Jerry Avorn, the man who would be FDA commissioner in a Democrat administration, tried to show those of us lacking in the intelligence and Olympian insights that only a physician and researcher of his stature possess that permits him to teach at the Harvard School of Public Health based on the data dredging of grad students could understand why it is so important that we let him — and him alone - decide what medicines to take and when.
Jerry used a charming parable called “The Sting of Ignorance” to teach us what evidence based medicine really and truly is. Written in the NY Times it was a story of Jerry frolicking in the ocean blue when —jeepers creepers — a mean old jelly fish bit our Homeric health care hero on the calf (I know there’s a more scientific term for that muscle mass but I a taking a page from Jerry and keeping it simple) . Well no one— I mean no one— not even the wise and worldly author knew what to do to treat the pain. It took a nurse who JUST HAPPENED TO WALK BY to tell Jerry and all the First Aid trained lifeguards to stop applying alcohol and ice and make sure the jellyfish stinger was completely out.
Now as an aside, I am not Harvard trained and nor do I teach at Harvard. But I had a Bubbie. (You see I can be colloquial too. That’s SAT speak for folksy.) And when I was stung by a bee, before putting an ice pack on my arm where I was stung…my Bubbie made sure the entire stinger was out. I was about six then and it was something that every camp counselor knew whether it applied to yellowjackets or jellyfish.
But not in Jerry’s world.
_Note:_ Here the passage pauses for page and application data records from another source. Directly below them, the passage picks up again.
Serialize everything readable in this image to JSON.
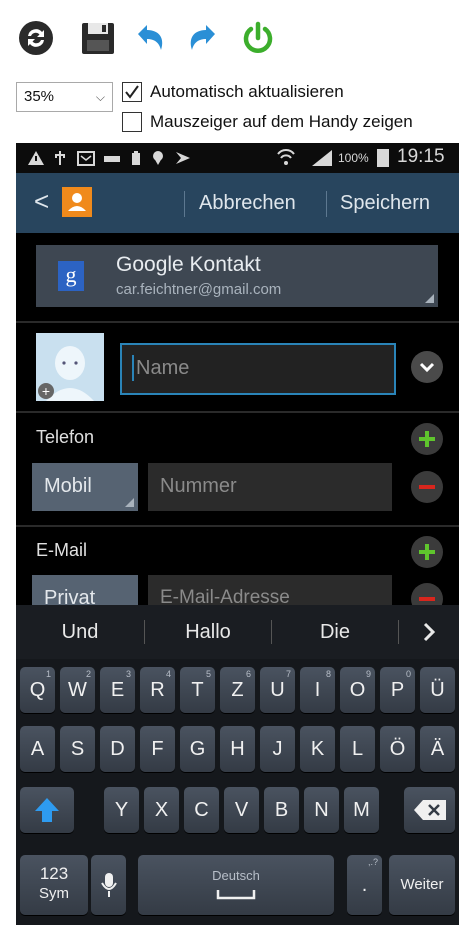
{
  "toolbar": {
    "icons": [
      "refresh-icon",
      "save-icon",
      "undo-icon",
      "redo-icon",
      "power-icon"
    ],
    "zoom_value": "35%",
    "auto_update_label": "Automatisch aktualisieren",
    "auto_update_checked": true,
    "show_pointer_label": "Mauszeiger auf dem Handy zeigen",
    "show_pointer_checked": false
  },
  "phone": {
    "status": {
      "battery_percent": "100%",
      "time": "19:15"
    },
    "actionbar": {
      "back": "<",
      "cancel": "Abbrechen",
      "save": "Speichern"
    },
    "account": {
      "title": "Google Kontakt",
      "email": "car.feichtner@gmail.com",
      "icon_letter": "g"
    },
    "name_placeholder": "Name",
    "phone_section": {
      "title": "Telefon",
      "type": "Mobil",
      "placeholder": "Nummer"
    },
    "email_section": {
      "title": "E-Mail",
      "type": "Privat",
      "placeholder": "E-Mail-Adresse"
    },
    "suggestions": [
      "Und",
      "Hallo",
      "Die"
    ],
    "keyboard": {
      "row1": [
        "Q",
        "W",
        "E",
        "R",
        "T",
        "Z",
        "U",
        "I",
        "O",
        "P",
        "Ü"
      ],
      "row1_hints": [
        "1",
        "2",
        "3",
        "4",
        "5",
        "6",
        "7",
        "8",
        "9",
        "0",
        ""
      ],
      "row2": [
        "A",
        "S",
        "D",
        "F",
        "G",
        "H",
        "J",
        "K",
        "L",
        "Ö",
        "Ä"
      ],
      "row3": [
        "Y",
        "X",
        "C",
        "V",
        "B",
        "N",
        "M"
      ],
      "sym_line1": "123",
      "sym_line2": "Sym",
      "space_label": "Deutsch",
      "dot": ".",
      "dot_hint": ",.?",
      "enter": "Weiter"
    }
  }
}
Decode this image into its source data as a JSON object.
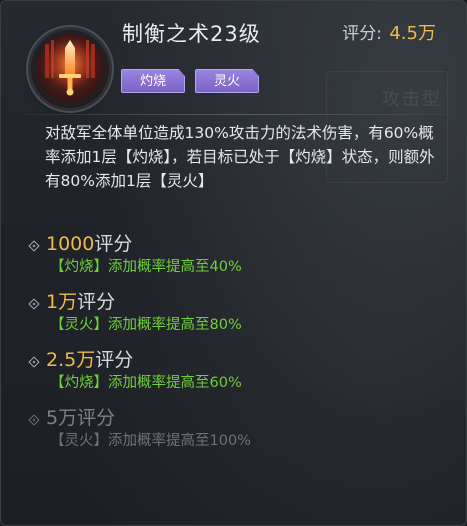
{
  "skill": {
    "title": "制衡之术23级",
    "score_label": "评分:",
    "score_value": "4.5万",
    "icon": "flaming-sword-icon",
    "tags": [
      "灼烧",
      "灵火"
    ],
    "description": "对敌军全体单位造成130%攻击力的法术伤害，有60%概率添加1层【灼烧】，若目标已处于【灼烧】状态，则额外有80%添加1层【灵火】"
  },
  "background": {
    "ghost_text": "攻击型"
  },
  "tiers": [
    {
      "num": "1000",
      "unit": "评分",
      "effect": "【灼烧】添加概率提高至40%",
      "unlocked": true
    },
    {
      "num": "1万",
      "unit": "评分",
      "effect": "【灵火】添加概率提高至80%",
      "unlocked": true
    },
    {
      "num": "2.5万",
      "unit": "评分",
      "effect": "【灼烧】添加概率提高至60%",
      "unlocked": true
    },
    {
      "num": "5万",
      "unit": "评分",
      "effect": "【灵火】添加概率提高至100%",
      "unlocked": false
    }
  ],
  "colors": {
    "accent_gold": "#f0b94a",
    "effect_green": "#6fcf3d",
    "tag_purple": "#8a73d4",
    "locked_gray": "#7d8187"
  }
}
In Jerry’s world regular folks are morons and he lumps himself in their to prove a point (That’s a strawman folks.) In his NY Times article Jerry goes to the internet to do a google search to find out applying cold to a jelly fish stinger only helps spread the neurotoxin…he does that to make a point…wouldn’t it be wonderful if we could do a Google search on diseases to get a instant print out of what drugs to prescribe in each and every case.???
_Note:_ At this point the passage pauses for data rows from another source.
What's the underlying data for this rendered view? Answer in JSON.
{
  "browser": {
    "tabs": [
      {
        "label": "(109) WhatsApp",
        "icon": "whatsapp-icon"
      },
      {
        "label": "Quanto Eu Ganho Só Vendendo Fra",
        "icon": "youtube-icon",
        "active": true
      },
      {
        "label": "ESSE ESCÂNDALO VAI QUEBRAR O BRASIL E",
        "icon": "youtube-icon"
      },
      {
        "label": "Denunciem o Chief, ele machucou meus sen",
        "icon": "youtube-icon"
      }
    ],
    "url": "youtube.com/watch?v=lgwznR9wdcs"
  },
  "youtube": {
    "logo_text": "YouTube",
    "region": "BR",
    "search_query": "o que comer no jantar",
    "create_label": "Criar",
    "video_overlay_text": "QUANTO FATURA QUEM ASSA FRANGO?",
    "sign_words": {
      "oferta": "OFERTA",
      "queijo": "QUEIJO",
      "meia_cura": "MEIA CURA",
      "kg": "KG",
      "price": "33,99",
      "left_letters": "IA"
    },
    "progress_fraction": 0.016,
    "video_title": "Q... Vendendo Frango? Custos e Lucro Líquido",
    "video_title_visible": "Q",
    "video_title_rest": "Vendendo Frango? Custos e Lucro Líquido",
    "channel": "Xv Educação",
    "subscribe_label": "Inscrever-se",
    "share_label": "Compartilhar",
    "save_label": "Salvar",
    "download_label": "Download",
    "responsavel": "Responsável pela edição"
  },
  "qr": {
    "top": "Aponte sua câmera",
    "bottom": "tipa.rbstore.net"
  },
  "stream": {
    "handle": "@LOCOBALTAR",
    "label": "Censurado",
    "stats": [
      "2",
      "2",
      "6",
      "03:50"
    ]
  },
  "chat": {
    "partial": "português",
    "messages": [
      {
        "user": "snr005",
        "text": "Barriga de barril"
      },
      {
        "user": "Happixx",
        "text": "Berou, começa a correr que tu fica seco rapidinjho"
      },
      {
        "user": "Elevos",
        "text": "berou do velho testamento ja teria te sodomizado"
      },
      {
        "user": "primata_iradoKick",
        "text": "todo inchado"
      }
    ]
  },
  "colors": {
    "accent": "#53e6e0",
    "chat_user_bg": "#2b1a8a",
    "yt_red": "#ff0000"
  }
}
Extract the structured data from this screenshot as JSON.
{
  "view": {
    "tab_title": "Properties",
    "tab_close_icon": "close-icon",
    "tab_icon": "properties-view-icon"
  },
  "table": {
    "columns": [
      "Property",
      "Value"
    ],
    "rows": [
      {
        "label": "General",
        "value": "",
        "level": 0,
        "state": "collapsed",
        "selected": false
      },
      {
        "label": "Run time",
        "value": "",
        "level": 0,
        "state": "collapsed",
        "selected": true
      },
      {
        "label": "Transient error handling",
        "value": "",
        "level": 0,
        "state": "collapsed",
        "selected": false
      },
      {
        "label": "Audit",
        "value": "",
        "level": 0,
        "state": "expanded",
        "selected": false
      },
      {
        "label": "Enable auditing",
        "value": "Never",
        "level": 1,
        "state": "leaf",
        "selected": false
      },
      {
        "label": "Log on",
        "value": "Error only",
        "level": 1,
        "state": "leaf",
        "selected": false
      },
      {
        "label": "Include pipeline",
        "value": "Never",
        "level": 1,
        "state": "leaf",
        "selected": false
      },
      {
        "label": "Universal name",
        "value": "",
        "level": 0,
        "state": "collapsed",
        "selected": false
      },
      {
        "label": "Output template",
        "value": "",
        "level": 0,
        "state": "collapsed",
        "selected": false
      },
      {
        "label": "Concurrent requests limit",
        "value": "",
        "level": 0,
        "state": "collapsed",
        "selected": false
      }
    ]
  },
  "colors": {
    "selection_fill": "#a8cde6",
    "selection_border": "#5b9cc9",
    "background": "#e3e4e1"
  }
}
Yes indeed. One press of a button and you would get the right medicine for every illness in the same way that Jerry found the answer to how treat a jelly fish stinger when the rest of the boobs were screwing things up. And best of all, Jerry has been toling away to give the world the information they need to usher in this evidence based Uber Alles.
Except here’s the problem. Either Jerry is dishonest or those jellyfish neurotoxins have travelled to those neurotransmitters that control his memory….Jerry is really keen on warning old people not to take Vioxx because of the risk of heart attacks but he forgets his own research and that of others demonstrating that older people with rheumatoid arthritis are at higher risk for heart problems. He loves to talk about how restrictive formularies that shove generics down people’s throats increase compliance with drug regimens but ignores the mounting research demonstrating that such limits combvined with tiered copays discourage people from taking needed medicines. And in touting ALLHAT and claming that diuretics are more effective that calcium channel blockers, he ignores new research demonstrating that many sub groups live longer on newer agents and are less likely to have diabetes and kidney failure.
I could continue to point out the holes and exceptions and inaccuracies that, when woven together, make up Avorn’s ideologically-driven approach to evidence-based prescribing. But I couldn’t quite do it justice. It takes a degree of arrogance and condescension made possible only by repeated exposure to jellyfish neurotoxins.